Our perception is limited in a similar fashion. Although, unlike the blade of grass, we are capable of seeing beyond ourselves, our physical senses are only capable of handling discrete sensations. As the Talmud rules concerning listening to the reading of the megillah or the sound of the shofar, we are not capable of paying attention to two voices at a time. Not that we cannot hear them—the sound certainly enters our ears and is processed by our brain. But it is processed in a serial fashion, so that the more involved we are in defining that sensation in order to articulate it in words, the more linear it becomes.15

This is how we describe the difference between a physical object and a non-physical one. Ideas can coexist and freely blend into each other. So can emotions—a mature person can sense many different, even conflicting emotions at the same moment. The prophet is capable of blurring the limitations of time, so that he speaks of an event yet to come as though it has already occurred.16

The more refined the level of spirituality, the more this is so. Until, within the realm of the divine, all things and all of time coexist within a single point.

Physicality, on the other hand, is by definition precisely the opposite. A physical object is that which cannot share its space with another physical object. When your put your physical finger to it, it either resists or gets out of the way. At best it may fill the open crevices that allow it in. But there is no physical object that does not demand its discrete, private space.
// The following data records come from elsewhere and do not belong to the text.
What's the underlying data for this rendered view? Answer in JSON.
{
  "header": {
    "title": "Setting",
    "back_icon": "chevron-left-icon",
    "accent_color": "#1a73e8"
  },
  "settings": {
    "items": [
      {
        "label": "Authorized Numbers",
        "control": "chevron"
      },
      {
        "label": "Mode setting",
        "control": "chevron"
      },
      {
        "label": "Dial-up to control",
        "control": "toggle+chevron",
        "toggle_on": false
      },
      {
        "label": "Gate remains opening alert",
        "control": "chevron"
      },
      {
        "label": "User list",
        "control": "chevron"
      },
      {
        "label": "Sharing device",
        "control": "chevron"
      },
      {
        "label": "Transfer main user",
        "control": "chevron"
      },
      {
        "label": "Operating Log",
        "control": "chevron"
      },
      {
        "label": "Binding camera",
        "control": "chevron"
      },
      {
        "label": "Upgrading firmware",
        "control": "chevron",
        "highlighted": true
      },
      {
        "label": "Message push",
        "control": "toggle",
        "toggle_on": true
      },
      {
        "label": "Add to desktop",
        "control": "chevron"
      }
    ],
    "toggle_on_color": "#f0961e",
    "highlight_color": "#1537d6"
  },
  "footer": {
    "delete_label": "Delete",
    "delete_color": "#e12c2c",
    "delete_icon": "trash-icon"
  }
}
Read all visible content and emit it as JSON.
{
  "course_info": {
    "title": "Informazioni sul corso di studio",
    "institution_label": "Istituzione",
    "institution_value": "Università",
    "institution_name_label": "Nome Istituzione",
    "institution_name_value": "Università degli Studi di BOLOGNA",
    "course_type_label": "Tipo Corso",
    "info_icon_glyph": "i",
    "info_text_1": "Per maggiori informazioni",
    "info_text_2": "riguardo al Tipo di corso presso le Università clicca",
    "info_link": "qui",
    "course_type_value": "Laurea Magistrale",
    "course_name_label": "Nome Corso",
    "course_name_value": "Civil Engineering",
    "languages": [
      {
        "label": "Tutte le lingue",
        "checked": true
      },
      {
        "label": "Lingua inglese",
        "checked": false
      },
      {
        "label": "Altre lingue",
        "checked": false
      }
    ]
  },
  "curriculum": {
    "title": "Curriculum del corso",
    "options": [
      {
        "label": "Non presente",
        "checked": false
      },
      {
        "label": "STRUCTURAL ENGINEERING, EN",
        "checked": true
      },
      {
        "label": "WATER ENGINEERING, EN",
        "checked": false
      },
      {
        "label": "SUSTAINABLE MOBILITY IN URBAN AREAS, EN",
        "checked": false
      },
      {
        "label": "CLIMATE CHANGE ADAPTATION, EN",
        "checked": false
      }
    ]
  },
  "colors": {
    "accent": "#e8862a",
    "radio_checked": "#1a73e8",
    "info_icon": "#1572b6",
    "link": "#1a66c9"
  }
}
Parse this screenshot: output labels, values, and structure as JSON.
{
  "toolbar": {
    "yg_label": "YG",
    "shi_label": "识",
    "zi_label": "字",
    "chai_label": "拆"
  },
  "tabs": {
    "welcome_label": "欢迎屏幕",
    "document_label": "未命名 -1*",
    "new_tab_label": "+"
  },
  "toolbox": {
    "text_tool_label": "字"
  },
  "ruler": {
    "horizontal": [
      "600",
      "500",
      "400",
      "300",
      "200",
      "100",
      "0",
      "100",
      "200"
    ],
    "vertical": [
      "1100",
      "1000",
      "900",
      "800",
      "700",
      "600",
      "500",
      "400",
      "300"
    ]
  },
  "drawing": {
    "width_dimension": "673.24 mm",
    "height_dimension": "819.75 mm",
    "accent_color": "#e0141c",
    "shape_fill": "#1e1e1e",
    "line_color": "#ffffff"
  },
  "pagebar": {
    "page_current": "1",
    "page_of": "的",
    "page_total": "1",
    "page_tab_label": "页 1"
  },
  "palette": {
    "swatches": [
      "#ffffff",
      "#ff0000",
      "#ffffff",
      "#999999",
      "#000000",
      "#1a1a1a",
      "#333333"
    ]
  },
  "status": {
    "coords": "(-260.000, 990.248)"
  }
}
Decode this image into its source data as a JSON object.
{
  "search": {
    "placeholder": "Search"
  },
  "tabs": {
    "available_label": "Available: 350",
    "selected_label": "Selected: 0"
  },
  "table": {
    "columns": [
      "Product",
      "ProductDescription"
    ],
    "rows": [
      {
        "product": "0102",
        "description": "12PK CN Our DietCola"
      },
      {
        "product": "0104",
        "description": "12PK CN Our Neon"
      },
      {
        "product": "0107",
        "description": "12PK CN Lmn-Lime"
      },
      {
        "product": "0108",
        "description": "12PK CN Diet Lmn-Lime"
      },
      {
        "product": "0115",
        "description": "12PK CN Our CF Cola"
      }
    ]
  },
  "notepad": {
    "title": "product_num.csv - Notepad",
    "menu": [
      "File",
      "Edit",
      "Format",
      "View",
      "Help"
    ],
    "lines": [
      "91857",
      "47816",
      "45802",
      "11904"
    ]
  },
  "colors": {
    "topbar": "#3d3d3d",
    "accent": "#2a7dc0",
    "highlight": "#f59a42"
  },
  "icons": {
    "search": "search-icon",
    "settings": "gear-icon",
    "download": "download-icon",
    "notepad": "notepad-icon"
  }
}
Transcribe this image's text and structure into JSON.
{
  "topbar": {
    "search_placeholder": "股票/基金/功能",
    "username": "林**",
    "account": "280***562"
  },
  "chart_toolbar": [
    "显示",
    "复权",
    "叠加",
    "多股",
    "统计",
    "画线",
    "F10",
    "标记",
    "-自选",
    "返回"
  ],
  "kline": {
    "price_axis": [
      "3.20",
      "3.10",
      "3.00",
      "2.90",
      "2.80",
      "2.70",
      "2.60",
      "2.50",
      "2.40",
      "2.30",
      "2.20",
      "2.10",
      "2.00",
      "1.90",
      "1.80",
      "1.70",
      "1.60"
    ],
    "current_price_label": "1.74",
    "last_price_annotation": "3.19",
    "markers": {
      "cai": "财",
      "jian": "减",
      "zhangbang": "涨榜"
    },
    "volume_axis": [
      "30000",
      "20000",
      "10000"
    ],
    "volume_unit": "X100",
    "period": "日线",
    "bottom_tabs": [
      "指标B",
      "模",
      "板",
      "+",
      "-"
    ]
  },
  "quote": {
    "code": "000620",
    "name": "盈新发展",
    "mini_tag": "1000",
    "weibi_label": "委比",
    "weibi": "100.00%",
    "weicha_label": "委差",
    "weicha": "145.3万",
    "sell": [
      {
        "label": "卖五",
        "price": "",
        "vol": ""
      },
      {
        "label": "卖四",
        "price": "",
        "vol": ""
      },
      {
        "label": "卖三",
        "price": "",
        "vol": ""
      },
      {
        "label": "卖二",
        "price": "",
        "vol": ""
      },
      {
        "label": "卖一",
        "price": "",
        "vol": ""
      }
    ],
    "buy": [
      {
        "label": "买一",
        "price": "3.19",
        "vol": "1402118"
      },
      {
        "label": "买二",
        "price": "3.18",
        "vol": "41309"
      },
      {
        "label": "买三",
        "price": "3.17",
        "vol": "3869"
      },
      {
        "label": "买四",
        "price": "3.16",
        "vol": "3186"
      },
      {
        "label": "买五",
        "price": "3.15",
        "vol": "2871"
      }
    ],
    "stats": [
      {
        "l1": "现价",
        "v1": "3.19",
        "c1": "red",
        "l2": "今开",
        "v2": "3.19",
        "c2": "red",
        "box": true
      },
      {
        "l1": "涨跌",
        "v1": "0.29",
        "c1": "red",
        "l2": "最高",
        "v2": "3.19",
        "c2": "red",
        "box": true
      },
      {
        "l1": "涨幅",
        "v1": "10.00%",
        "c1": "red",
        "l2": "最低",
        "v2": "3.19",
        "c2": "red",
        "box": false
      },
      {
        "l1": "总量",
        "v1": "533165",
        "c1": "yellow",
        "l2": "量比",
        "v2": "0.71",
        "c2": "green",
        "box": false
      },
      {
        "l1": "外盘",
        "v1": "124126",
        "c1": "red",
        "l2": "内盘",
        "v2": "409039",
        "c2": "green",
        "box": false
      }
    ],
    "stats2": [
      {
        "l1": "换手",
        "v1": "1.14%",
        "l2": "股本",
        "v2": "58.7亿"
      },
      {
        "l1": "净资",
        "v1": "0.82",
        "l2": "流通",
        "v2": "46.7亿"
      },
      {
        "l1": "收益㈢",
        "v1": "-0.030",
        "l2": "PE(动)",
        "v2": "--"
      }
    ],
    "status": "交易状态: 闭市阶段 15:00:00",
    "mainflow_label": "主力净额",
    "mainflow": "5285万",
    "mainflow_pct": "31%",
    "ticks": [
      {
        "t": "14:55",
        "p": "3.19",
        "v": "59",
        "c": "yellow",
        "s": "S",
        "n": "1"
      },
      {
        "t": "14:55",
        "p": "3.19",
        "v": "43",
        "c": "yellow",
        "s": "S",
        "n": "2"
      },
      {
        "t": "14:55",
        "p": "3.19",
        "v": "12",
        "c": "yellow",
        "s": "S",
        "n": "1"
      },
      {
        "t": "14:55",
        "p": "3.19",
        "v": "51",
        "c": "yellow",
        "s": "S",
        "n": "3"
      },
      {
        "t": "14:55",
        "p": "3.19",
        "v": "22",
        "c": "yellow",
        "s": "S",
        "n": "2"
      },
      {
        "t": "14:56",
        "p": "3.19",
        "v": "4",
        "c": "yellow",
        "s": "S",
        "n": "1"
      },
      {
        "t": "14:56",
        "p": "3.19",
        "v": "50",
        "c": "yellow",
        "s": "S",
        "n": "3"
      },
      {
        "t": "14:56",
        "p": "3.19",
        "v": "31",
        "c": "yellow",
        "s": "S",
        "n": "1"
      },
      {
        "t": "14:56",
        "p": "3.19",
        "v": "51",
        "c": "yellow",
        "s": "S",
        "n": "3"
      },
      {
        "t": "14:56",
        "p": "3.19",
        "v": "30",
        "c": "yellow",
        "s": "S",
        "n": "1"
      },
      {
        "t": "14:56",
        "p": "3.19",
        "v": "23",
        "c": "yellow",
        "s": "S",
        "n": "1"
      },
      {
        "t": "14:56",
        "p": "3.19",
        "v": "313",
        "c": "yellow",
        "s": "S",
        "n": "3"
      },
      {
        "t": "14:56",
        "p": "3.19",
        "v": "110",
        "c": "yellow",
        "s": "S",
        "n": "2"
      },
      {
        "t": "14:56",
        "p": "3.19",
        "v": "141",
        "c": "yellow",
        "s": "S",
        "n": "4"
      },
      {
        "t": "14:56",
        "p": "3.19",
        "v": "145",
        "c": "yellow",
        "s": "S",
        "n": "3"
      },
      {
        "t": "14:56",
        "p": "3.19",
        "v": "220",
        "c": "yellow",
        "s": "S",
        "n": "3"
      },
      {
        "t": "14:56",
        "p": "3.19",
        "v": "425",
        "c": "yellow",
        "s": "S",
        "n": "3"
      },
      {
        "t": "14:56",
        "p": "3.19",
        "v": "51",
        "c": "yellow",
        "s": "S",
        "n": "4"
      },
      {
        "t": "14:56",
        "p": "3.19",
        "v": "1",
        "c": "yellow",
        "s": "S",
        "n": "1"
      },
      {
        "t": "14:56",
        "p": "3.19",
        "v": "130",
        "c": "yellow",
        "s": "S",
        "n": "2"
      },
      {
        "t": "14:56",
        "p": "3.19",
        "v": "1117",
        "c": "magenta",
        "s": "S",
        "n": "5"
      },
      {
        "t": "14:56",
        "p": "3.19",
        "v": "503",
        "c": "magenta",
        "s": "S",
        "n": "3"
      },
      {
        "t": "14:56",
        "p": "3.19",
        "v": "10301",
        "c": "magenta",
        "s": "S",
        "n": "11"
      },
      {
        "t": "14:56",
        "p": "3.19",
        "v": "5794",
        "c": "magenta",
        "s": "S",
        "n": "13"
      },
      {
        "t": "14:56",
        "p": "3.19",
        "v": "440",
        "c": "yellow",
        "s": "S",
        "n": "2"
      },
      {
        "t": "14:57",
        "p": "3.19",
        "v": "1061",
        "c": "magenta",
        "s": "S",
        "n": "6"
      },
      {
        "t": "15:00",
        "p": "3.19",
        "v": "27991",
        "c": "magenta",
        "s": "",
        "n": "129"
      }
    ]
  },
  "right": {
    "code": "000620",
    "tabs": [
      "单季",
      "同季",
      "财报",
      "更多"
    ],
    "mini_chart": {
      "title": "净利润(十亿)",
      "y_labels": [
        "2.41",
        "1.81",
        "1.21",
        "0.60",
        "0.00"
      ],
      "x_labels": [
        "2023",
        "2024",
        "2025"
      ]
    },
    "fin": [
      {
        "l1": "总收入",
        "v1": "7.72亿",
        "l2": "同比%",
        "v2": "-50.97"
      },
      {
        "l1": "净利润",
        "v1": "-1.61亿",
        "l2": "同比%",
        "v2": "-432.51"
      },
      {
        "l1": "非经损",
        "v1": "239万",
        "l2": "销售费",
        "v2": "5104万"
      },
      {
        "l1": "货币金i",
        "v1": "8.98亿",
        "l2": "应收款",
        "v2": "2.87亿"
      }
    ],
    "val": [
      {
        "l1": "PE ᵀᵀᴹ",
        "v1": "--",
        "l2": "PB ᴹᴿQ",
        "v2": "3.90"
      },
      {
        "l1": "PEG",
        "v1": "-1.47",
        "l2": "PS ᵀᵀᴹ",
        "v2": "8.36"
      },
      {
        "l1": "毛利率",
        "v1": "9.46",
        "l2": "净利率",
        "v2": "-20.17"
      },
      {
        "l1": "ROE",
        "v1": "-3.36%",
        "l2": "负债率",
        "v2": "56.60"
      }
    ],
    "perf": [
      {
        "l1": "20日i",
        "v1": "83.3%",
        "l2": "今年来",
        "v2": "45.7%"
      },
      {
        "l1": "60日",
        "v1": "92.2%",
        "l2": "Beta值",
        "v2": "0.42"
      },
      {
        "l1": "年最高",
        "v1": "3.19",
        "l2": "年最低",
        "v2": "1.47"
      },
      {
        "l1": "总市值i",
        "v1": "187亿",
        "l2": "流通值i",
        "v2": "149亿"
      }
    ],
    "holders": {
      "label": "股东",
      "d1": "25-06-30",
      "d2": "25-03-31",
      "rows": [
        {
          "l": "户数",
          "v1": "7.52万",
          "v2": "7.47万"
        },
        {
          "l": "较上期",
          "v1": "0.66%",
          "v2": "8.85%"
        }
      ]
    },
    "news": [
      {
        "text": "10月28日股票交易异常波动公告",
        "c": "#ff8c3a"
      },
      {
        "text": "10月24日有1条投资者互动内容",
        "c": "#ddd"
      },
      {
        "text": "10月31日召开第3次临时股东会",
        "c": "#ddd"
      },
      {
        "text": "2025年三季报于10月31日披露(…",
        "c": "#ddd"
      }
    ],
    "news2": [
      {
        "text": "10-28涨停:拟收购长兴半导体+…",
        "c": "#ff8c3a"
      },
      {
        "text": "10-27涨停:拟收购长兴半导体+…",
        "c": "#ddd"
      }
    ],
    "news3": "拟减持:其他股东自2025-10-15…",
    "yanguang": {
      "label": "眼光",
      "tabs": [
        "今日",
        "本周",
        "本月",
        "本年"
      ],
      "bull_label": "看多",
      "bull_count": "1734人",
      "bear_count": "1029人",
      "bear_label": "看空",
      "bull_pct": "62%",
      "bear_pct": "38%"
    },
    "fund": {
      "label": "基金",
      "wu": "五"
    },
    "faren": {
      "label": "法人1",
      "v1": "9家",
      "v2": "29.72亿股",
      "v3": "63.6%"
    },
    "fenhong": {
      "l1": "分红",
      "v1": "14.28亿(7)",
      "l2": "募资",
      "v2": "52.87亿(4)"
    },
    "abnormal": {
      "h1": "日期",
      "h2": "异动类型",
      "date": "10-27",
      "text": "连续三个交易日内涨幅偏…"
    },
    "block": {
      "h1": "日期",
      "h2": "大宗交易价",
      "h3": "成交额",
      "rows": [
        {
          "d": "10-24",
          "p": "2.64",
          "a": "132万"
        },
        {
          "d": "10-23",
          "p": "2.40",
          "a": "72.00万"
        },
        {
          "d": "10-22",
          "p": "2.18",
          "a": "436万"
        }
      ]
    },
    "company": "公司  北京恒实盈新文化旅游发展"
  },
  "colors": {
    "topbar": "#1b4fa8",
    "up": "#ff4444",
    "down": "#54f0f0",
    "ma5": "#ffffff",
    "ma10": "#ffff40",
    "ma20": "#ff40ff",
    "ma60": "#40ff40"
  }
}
This, then, is the limitation of our physical perception: Being physical, we cannot perceive without defining everything into tight physical packages—just as the grass cannot touch the mist without condensing it into water. And the deeper our perception, the more defined the object becomes.

This is why the Rebbe tells us science needs Torah—especially the mystical aspects of Torah—and Torah needs science. Science discusses the outer layer of existence—the droplets of water that reach our perception. Torah discusses the inner soul—the mist thats out there, and further still. Since the droplets are of the mist, they can best be understood by one who knows the mist as well. And, on the other hand, understanding the droplets is a vital part of understanding the mist.


We now have a unifying picture of the human being— his scientific ventures, his technology, his culture and acts of human expression in art, music and especially in words—not as an outside observer of the creation, but as an integral part of the ongoing creative process.

Indeed, together with the harnessing of power, all our technological progress can be traced along the precedent Adam set in the Garden of sharpening definition. The revolution of written language— particularly the highly linear form of the phonetic language; the development of mathematics and especially calculus; and in our time the ultimate reduction of all media to digital terms allowing the development of a vast communications network and multimedia, all follow this pattern that Adam began by naming subcategories of “every beast of the field and bird of the heaven”. Each time we fine-tune the tools of language and mathematics to describe our world in more precise and linear terms, we find ourselves leaping ahead in our dominion over our environment.

As we reduce all phenomena to their most fundamental elements, we uncover a deep, inherent oneness in the universe. As we reduce all information and media to a common language made of only two words—yes and no—we discover the paths by which we can integrate them to form a single whole, with all of humanity swept along into a single consciousness reminiscent of the consciousness of Adam and Eve in the Garden.

Divorced from the inner reality that lies beyond our physical perception, we have nothing other than more and more fragments—a very bewildering, endless collection of fragments. Once we reintroduce to our journey the element of the transcendental, a knowledge of the mist from whence those droplets come, the fragments race to arrange themselves in purposeful resolution.

May that final resolution be sooner than we imagine.